Home Judicial Performance Evaluations 2012 Full List Judge Mallard

Twentieth Judicial District - District Judge

2012 Retention Survey Report
2011 Interim Survey Report
2009 Interim Survey Report

Honorable D. D. Mallard

Retention year: 2012
Recommendation: Retain

The Twentieth Judicial District Commission on Judicial Performance recommends, by a unanimous vote of 10-0, that Judge D. D. Mallard BE RETAINED.
Judge Mallard is a 1989 graduate of the University of the Colorado School of Law.  She spent two years in private practice, followed by thirteen years in the Boulder County District Attorney’s Office.  At the time of her appointment to the bench in 2004, she was serving as the Chief Trial Deputy in the Boulder County District Attorney’s Office. Judge Mallard has had extensive experience with civil and domestic as well as criminal cases.

The Commission’s recommendation is based upon survey results, courtroom observations by commission members, public input, commissioners’ reviews of some of the judge’s written legal opinions, Judge Mallard’s self-evaluation, and a personal interview with the judge. The interview with Judge Mallard revealed her to be a compassionate and personable individual, who puts a great deal of thought and effort into being fair and impartial in court, in providing well-reasoned written rulings and who finds her work interesting and rewarding. She shows considerable compassion and understanding with respect to the problems of people with psychiatric disabilities. Courtroom observations of Judge Mallard reveal her to be compassionate and attentive to all parties and to possess an appropriately neutral judicial demeanor. Some observers found her demeanor to be somewhat impassive. It was noted that the judge does not always control irrelevant noise in the courtroom or project her voice adequately to allow all observers to hear the proceedings without difficulty. The judge was very responsive to the commissioners’ suggestions concerning these minor problems. Attorneys who were surveyed rated Judge Mallard equal in her overall knowledge of the law to other district judges standing for retention in the state and that her willingness to reconsider errors of fact or law had improved to a superior level since her prior evaluation in 2006. Attorneys rated her overall communication skills as being superior and her courtroom demeanor as being slightly below average. At the public hearing, two attorneys spoke positively of Judge Mallard’s judicial performance.

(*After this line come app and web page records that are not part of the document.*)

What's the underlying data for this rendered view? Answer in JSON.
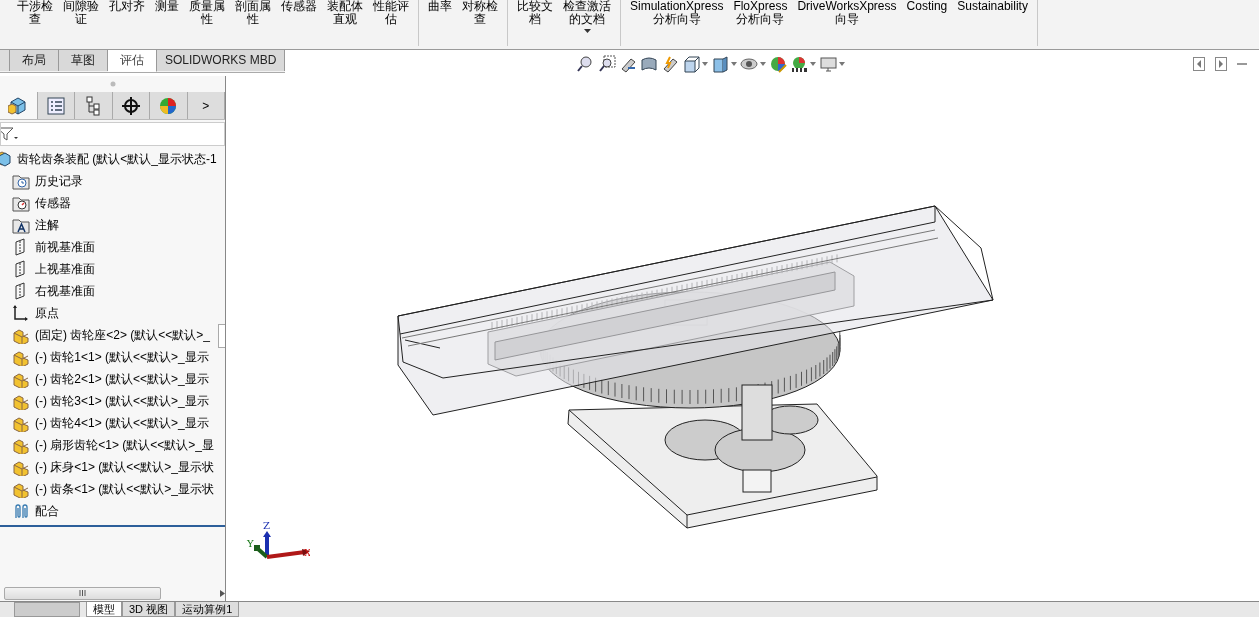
{
  "ribbon": {
    "groups": [
      {
        "items": [
          {
            "lines": [
              "干涉检",
              "查"
            ]
          },
          {
            "lines": [
              "间隙验",
              "证"
            ]
          },
          {
            "lines": [
              "孔对齐"
            ]
          },
          {
            "lines": [
              "测量"
            ]
          },
          {
            "lines": [
              "质量属",
              "性"
            ]
          },
          {
            "lines": [
              "剖面属",
              "性"
            ]
          },
          {
            "lines": [
              "传感器"
            ]
          },
          {
            "lines": [
              "装配体",
              "直观"
            ]
          },
          {
            "lines": [
              "性能评",
              "估"
            ]
          }
        ]
      },
      {
        "items": [
          {
            "lines": [
              "曲率"
            ]
          },
          {
            "lines": [
              "对称检",
              "查"
            ]
          }
        ]
      },
      {
        "items": [
          {
            "lines": [
              "比较文",
              "档"
            ]
          },
          {
            "lines": [
              "检查激活",
              "的文档"
            ],
            "dropdown": true
          }
        ]
      },
      {
        "items": [
          {
            "lines": [
              "SimulationXpress",
              "分析向导"
            ]
          },
          {
            "lines": [
              "FloXpress",
              "分析向导"
            ]
          },
          {
            "lines": [
              "DriveWorksXpress",
              "向导"
            ]
          },
          {
            "lines": [
              "Costing"
            ]
          },
          {
            "lines": [
              "Sustainability"
            ]
          }
        ]
      }
    ]
  },
  "command_tabs": [
    {
      "label": "布局",
      "selected": false
    },
    {
      "label": "草图",
      "selected": false
    },
    {
      "label": "评估",
      "selected": true
    },
    {
      "label": "SOLIDWORKS MBD",
      "selected": false
    }
  ],
  "panel_tabs": [
    {
      "kind": "feature",
      "selected": true
    },
    {
      "kind": "property",
      "selected": false
    },
    {
      "kind": "config",
      "selected": false
    },
    {
      "kind": "dimxpert",
      "selected": false
    },
    {
      "kind": "display",
      "selected": false
    }
  ],
  "panel_more": ">",
  "tree": {
    "label": "齿轮齿条装配  (默认<默认_显示状态-1",
    "kind": "assembly",
    "children": [
      {
        "label": "历史记录",
        "kind": "history"
      },
      {
        "label": "传感器",
        "kind": "sensor"
      },
      {
        "label": "注解",
        "kind": "annotation"
      },
      {
        "label": "前视基准面",
        "kind": "plane"
      },
      {
        "label": "上视基准面",
        "kind": "plane"
      },
      {
        "label": "右视基准面",
        "kind": "plane"
      },
      {
        "label": "原点",
        "kind": "origin"
      },
      {
        "label": "(固定) 齿轮座<2> (默认<<默认>_",
        "kind": "part"
      },
      {
        "label": "(-) 齿轮1<1> (默认<<默认>_显示",
        "kind": "part"
      },
      {
        "label": "(-) 齿轮2<1> (默认<<默认>_显示",
        "kind": "part"
      },
      {
        "label": "(-) 齿轮3<1> (默认<<默认>_显示",
        "kind": "part"
      },
      {
        "label": "(-) 齿轮4<1> (默认<<默认>_显示",
        "kind": "part"
      },
      {
        "label": "(-) 扇形齿轮<1> (默认<<默认>_显",
        "kind": "part"
      },
      {
        "label": "(-) 床身<1> (默认<<默认>_显示状",
        "kind": "part"
      },
      {
        "label": "(-) 齿条<1> (默认<<默认>_显示状",
        "kind": "part"
      },
      {
        "label": "配合",
        "kind": "mates"
      }
    ]
  },
  "triad": {
    "z": "Z",
    "y": "Y",
    "x": "X"
  },
  "bottom_tabs": [
    {
      "label": "模型",
      "selected": true
    },
    {
      "label": "3D 视图",
      "selected": false
    },
    {
      "label": "运动算例1",
      "selected": false
    }
  ]
}
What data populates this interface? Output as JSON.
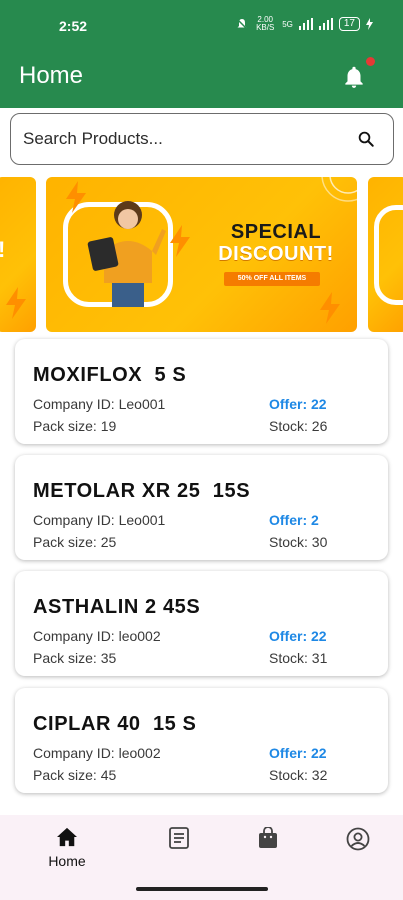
{
  "status_bar": {
    "time": "2:52",
    "speed": "2.00 KB/S",
    "network": "5G",
    "battery": "17"
  },
  "app_bar": {
    "title": "Home",
    "notification_icon": "bell-icon",
    "has_notification_dot": true
  },
  "search": {
    "placeholder": "Search Products...",
    "icon": "search-icon"
  },
  "banner": {
    "main": {
      "headline_1": "SPECIAL",
      "headline_2": "DISCOUNT!",
      "tagline": "50% OFF ALL ITEMS"
    },
    "left_peek_text": "!"
  },
  "products": [
    {
      "name": "MOXIFLOX  5 S",
      "company_id": "Company ID: Leo001",
      "pack_size": "Pack size: 19",
      "offer": "Offer: 22",
      "stock": "Stock: 26"
    },
    {
      "name": "METOLAR XR 25  15S",
      "company_id": "Company ID: Leo001",
      "pack_size": "Pack size: 25",
      "offer": "Offer: 2",
      "stock": "Stock: 30"
    },
    {
      "name": "ASTHALIN 2 45S",
      "company_id": "Company ID: leo002",
      "pack_size": "Pack size: 35",
      "offer": "Offer: 22",
      "stock": "Stock: 31"
    },
    {
      "name": "CIPLAR 40  15 S",
      "company_id": "Company ID: leo002",
      "pack_size": "Pack size: 45",
      "offer": "Offer: 22",
      "stock": "Stock: 32"
    }
  ],
  "bottom_nav": {
    "home_label": "Home",
    "items": [
      "home-icon",
      "orders-icon",
      "bag-icon",
      "profile-icon"
    ],
    "active": "home"
  },
  "colors": {
    "primary": "#278a4e",
    "offer": "#1e88e5",
    "banner": "#ffb300",
    "nav_background": "#faf1f7"
  }
}
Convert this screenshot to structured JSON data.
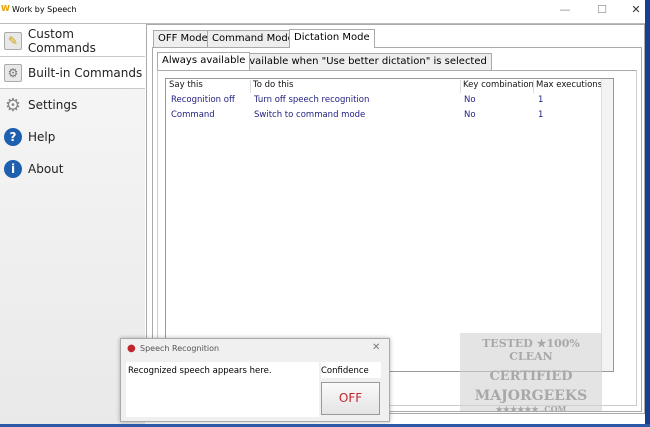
{
  "window": {
    "title": "Work by Speech",
    "logo": "W",
    "minimize": "—",
    "maximize": "☐",
    "close": "✕"
  },
  "sidebar": {
    "items": [
      {
        "label": "Custom Commands",
        "icon": "notepad-pencil-icon"
      },
      {
        "label": "Built-in Commands",
        "icon": "document-gear-icon"
      },
      {
        "label": "Settings",
        "icon": "gear-icon"
      },
      {
        "label": "Help",
        "icon": "help-icon",
        "glyph": "?"
      },
      {
        "label": "About",
        "icon": "info-icon",
        "glyph": "i"
      }
    ]
  },
  "mode_tabs": [
    "OFF Mode",
    "Command Mode",
    "Dictation Mode"
  ],
  "sub_tabs": [
    "Always available",
    "Available when \"Use better dictation\" is selected"
  ],
  "table": {
    "headers": [
      "Say this",
      "To do this",
      "Key combination",
      "Max executions"
    ],
    "rows": [
      [
        "Recognition off",
        "Turn off speech recognition",
        "No",
        "1"
      ],
      [
        "Command",
        "Switch to command mode",
        "No",
        "1"
      ]
    ]
  },
  "speech_dialog": {
    "title": "Speech Recognition",
    "close": "✕",
    "recognized": "Recognized speech appears here.",
    "confidence_label": "Confidence",
    "toggle": "OFF"
  },
  "watermark": {
    "line1": "TESTED ★100% CLEAN",
    "line2": "CERTIFIED",
    "line3": "MAJORGEEKS",
    "line4": "★★★★★★ .COM"
  }
}
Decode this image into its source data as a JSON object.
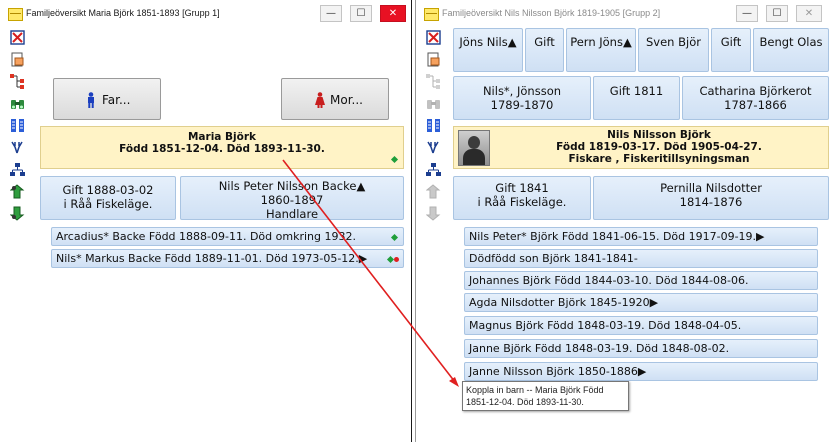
{
  "window1": {
    "title": "Familjeöversikt Maria Björk 1851-1893 [Grupp 1]",
    "controls": {
      "minimize": "—",
      "maximize": "☐",
      "close": "✕"
    },
    "father_button": "Far...",
    "mother_button": "Mor...",
    "person": {
      "name": "Maria Björk",
      "line2": "Född 1851-12-04. Död 1893-11-30."
    },
    "marriage": {
      "line1": "Gift 1888-03-02",
      "line2": "i  Råå Fiskeläge."
    },
    "spouse": {
      "line1": "Nils Peter Nilsson Backe▲",
      "line2": "1860-1897",
      "line3": "Handlare"
    },
    "children": [
      "Arcadius* Backe Född 1888-09-11. Död omkring 1932.",
      "Nils* Markus Backe Född 1889-11-01. Död 1973-05-12.▶"
    ]
  },
  "window2": {
    "title": "Familjeöversikt Nils Nilsson Björk 1819-1905 [Grupp 2]",
    "controls": {
      "minimize": "—",
      "maximize": "☐",
      "close": "✕"
    },
    "grandparents": [
      "Jöns Nils▲",
      "Gift",
      "Pern Jöns▲",
      "Sven Björ",
      "Gift",
      "Bengt Olas"
    ],
    "father": {
      "line1": "Nils*, Jönsson",
      "line2": "1789-1870"
    },
    "parents_marriage": "Gift 1811",
    "mother": {
      "line1": "Catharina Björkerot",
      "line2": "1787-1866"
    },
    "person": {
      "name": "Nils Nilsson Björk",
      "line2": "Född 1819-03-17. Död 1905-04-27.",
      "line3": "Fiskare , Fiskeritillsyningsman"
    },
    "marriage": {
      "line1": "Gift 1841",
      "line2": "i  Råå Fiskeläge."
    },
    "spouse": {
      "line1": "Pernilla Nilsdotter",
      "line2": "1814-1876"
    },
    "children": [
      "Nils Peter* Björk Född 1841-06-15. Död 1917-09-19.▶",
      "Dödfödd son Björk 1841-1841-",
      "Johannes Björk Född 1844-03-10. Död 1844-08-06.",
      "Agda Nilsdotter Björk 1845-1920▶",
      "Magnus Björk Född 1848-03-19. Död 1848-04-05.",
      "Janne Björk Född 1848-03-19. Död 1848-08-02.",
      "Janne Nilsson Björk 1850-1886▶"
    ]
  },
  "tooltip": {
    "line1": "Koppla in barn -- Maria Björk  Född",
    "line2": "1851-12-04. Död 1893-11-30."
  },
  "colors": {
    "accent_button": "#cfe0f4",
    "selected_person": "#fff3c6",
    "close_button": "#e81123",
    "drag_arrow": "#e02020",
    "green_marker": "#1f9e3a"
  }
}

The survey report is based on written evaluations from lawyers, litigants, witnesses, and others appearing before Judge Mallard.  Of all attorneys surveyed about retention, 80% recommended to retain, 12% not to retain, and 8% were undecided or didn’t have enough information to make a recommendation.  Of those expressing an opinion to retain or not to retain, 87% recommended to retain and 13% not to retain.   Of all non-attorneys surveyed, 86% recommended to retain, 10% not to retain, and 4% were undecided or didn’t have enough information to make recommendation. Of those expressing an opinion to retain or not to retain, 90% recommended to retain and 10% not to retain.